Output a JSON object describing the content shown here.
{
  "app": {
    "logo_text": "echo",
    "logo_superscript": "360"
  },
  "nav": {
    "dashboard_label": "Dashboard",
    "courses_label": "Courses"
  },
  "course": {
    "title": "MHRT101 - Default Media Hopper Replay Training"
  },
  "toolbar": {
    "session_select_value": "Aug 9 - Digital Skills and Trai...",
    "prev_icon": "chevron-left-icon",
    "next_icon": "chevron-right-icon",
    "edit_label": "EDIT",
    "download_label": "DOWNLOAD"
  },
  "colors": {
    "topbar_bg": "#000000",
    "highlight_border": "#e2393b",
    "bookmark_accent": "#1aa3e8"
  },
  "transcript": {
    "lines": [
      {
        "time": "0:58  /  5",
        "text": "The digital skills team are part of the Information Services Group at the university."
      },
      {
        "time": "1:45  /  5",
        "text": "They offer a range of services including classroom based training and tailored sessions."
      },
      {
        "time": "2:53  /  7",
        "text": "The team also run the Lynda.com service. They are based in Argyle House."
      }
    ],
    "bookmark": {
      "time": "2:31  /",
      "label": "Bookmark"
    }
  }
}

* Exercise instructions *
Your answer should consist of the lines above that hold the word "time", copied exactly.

* Result for this task *
        "time": "0:58  /  5",
        "time": "1:45  /  5",
        "time": "2:53  /  7",
      "time": "2:31  /",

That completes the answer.